The bouncing arrow

This is a project I've been working on for many years. I got the idea from Sven, a man I met at an annual meeting in the big forest Tiveden. The meeting is called Stigmännsmöte and can be translated into ranger gathering or something like it... The meeting is relaxed, no specific period clothes, you don't have to participate in any shoots, you can just sit by the fire and talk about the production of ink or something else interesting.

Sven talked about this hunting arrow for seabirds. The theory was that when you sit low in the water  and loosens the arrow almost parallel to the water surface the arrow bounces like you are skipping stones. I've got sources that say that the arrow origins from the Ural mountains, but no more than that...
I tried making my own a years ago and it looked like this. The shaft is made of aspen (Populus tremula) and the ball is made of birch (Betula pendula). 

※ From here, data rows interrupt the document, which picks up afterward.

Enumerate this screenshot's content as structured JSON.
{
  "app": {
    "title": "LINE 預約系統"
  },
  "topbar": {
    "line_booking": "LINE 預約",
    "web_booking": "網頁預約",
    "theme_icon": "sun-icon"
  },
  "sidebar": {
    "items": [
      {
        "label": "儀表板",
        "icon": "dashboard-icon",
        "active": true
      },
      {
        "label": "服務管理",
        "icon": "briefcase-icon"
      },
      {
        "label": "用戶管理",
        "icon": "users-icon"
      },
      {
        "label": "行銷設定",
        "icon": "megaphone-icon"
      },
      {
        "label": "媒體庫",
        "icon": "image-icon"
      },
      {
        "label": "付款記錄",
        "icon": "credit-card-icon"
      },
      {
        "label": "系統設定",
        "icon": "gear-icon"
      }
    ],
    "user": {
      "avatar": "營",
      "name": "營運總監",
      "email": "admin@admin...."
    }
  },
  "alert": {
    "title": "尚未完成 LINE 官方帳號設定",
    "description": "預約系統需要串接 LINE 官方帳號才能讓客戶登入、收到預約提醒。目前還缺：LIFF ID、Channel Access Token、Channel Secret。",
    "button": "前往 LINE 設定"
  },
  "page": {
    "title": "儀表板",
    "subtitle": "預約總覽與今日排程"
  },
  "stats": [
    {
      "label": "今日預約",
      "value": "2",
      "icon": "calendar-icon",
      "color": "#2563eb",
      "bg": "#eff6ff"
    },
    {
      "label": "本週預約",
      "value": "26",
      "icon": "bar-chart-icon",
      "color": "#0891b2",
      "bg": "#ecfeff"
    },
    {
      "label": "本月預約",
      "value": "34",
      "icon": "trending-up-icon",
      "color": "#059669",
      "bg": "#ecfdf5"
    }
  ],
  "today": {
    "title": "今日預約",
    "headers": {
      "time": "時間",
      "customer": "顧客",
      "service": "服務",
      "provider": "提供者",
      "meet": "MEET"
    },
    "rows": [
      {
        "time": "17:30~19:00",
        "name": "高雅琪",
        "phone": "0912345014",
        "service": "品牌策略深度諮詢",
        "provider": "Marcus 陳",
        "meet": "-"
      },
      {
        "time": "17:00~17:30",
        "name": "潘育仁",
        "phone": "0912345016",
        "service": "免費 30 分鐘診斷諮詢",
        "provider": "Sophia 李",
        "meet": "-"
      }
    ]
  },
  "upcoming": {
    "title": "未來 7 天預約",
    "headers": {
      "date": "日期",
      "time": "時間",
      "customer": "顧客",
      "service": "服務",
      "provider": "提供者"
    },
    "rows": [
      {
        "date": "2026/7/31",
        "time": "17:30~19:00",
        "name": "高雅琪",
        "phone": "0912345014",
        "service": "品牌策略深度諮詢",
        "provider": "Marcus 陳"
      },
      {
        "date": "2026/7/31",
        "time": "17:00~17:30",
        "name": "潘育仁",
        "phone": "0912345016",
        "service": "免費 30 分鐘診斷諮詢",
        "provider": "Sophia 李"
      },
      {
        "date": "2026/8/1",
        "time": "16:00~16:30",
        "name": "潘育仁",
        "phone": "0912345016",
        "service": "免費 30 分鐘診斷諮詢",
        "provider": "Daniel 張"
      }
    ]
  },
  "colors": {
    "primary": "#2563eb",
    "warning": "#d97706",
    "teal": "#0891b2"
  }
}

The fletchings are turkey cut to the EWBS standard arrow dimensions. The forked arrow head is made of Hector Cole.
A sunny summers day last year we took a trip to Torsö which is a big island in Vänern, the biggest lake in Sweden. The island got a shallow beach which suited the experiment. It didnt work... I might have got some bounce but most of the shots went under water... Göran who took the photos came up with the idea that we needed a smoother transition between the shaft and the "ball", and that seems logical. He used some reed straws and duct tape(every man's best friend ;) )to make the whole thing more like a drop than a ball.
We tried this and it worked! Sometimes it skipped over 30 meters on the surface. I found out that the angle the arrow hits the surface is crucial. One theory I have is also that my bow is too strong(75-85 lbs), it punches through the surface. Maybe with a weaker bow the impact angle can be a slightly more forgiving. When I've been looking at the videos I've noticed that I sometimes dips the lower limb of the bow in the water, this will result in reduced speed and a bad shot.
Why use this kind of arrow? You lose accuracy and power with it...
But maybe if your arrow falls short, instead of just plunging down in the water and maybe lodge itself in the bottom it will bounce and maybe hit that duck anyway. And even if it goes under water the lump will reduce its speed and the arrow will float up to the surface.
I used a forked arrow head as these have a large surface to catch up the target, and if the arrow misses its target it won't disappear as easily in the reeds.
Here's this year's model. A smoother "ball" and also a longer shaft of ash (Fraxinus exelcior) so I can draw it full length. I will try this out in the summer and see how it works.
If anyone got any information, please share it!